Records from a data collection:
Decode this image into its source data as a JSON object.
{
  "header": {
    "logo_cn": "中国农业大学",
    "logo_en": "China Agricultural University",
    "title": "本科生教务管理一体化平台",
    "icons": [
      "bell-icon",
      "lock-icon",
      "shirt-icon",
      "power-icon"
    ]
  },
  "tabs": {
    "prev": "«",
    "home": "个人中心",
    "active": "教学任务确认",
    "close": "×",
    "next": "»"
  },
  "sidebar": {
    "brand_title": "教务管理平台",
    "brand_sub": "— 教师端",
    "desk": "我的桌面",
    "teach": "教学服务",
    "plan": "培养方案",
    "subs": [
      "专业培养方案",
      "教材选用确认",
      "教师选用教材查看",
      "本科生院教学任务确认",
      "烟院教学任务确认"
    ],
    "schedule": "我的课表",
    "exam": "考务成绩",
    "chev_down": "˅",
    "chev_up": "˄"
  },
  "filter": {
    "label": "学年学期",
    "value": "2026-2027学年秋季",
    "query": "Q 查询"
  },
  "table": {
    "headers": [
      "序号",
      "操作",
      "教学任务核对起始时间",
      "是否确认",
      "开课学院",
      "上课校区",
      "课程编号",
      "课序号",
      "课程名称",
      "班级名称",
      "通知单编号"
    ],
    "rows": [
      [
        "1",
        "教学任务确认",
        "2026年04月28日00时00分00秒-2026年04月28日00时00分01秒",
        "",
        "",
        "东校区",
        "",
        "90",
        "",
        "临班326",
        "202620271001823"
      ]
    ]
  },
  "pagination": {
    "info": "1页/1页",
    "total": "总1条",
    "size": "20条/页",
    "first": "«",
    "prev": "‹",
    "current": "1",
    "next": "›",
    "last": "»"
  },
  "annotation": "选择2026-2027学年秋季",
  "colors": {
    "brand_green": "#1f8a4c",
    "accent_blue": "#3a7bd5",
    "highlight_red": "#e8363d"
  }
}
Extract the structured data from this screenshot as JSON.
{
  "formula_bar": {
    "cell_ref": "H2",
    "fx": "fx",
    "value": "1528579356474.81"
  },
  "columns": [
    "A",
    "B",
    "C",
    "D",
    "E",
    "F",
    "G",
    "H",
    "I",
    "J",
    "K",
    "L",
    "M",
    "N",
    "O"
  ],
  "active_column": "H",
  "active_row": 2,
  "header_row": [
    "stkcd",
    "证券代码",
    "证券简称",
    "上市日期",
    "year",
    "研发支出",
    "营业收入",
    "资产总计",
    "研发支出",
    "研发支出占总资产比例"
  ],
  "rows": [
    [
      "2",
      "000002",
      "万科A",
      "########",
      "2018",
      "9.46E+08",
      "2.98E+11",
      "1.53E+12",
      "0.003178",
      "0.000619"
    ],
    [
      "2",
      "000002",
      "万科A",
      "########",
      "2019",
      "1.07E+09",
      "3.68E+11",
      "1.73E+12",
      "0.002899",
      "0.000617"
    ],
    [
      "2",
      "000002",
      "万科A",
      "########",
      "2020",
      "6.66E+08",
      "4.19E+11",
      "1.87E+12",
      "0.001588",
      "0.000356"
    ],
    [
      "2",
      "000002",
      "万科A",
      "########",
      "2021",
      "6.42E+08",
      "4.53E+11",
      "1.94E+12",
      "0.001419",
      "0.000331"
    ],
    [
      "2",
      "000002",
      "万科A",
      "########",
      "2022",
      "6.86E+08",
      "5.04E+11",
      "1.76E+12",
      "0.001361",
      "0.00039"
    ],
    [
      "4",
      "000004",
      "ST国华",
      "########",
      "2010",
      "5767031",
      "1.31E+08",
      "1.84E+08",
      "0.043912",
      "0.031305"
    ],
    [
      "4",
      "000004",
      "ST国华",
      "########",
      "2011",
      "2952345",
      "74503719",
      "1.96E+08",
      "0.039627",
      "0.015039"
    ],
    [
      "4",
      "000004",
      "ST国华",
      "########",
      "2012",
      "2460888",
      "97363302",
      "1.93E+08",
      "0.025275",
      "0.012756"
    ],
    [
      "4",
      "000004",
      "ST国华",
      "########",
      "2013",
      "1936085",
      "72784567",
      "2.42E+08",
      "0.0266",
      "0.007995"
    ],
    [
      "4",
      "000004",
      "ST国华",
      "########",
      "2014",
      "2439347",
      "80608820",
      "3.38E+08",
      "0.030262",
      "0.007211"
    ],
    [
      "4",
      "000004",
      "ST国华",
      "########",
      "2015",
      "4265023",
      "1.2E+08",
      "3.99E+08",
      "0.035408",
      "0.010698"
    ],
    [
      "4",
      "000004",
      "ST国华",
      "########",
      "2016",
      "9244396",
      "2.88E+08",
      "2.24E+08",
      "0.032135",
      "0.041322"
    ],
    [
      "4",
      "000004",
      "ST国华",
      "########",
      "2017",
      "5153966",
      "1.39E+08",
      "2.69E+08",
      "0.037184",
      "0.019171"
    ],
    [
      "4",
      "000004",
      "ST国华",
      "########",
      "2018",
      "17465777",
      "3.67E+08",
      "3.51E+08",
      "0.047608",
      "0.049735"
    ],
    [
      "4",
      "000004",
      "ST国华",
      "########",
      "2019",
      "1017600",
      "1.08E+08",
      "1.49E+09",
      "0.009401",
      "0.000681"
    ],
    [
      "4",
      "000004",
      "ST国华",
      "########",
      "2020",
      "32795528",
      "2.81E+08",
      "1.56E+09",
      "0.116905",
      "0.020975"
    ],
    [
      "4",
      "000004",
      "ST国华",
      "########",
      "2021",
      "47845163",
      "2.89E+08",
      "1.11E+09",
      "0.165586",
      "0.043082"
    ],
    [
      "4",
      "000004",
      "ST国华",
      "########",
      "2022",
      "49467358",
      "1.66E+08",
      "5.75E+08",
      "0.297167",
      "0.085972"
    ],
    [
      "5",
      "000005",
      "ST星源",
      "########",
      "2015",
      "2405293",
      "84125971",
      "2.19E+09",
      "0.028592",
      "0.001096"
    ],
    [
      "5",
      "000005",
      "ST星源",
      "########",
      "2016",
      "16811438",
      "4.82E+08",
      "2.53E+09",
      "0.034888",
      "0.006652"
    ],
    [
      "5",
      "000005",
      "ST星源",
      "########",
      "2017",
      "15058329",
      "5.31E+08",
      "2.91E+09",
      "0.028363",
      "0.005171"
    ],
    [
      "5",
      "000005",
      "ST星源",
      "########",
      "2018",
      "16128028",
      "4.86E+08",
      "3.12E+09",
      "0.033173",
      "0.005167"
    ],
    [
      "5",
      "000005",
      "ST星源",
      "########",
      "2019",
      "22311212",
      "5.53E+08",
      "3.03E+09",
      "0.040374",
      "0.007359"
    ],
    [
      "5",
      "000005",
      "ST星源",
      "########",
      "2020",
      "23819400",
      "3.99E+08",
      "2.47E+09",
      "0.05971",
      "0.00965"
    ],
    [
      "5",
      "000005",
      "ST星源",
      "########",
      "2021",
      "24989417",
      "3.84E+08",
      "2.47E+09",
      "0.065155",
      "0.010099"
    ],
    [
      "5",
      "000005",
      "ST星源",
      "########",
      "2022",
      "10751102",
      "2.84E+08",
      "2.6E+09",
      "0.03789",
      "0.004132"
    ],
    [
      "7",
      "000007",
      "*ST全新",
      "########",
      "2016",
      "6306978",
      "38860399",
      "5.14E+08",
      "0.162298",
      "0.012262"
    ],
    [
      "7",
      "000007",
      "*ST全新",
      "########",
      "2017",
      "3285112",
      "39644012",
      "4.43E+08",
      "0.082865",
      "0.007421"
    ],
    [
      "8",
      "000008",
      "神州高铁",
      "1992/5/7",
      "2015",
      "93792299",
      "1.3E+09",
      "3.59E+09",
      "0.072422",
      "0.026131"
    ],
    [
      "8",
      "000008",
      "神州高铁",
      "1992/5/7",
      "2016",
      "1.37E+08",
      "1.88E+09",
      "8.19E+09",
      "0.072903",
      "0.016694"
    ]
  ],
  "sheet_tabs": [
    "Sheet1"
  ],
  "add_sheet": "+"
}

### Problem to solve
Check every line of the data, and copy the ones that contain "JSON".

### Response for this exercise
Decode this image into its source data as a JSON object.
Extract the structured data from this screenshot as JSON.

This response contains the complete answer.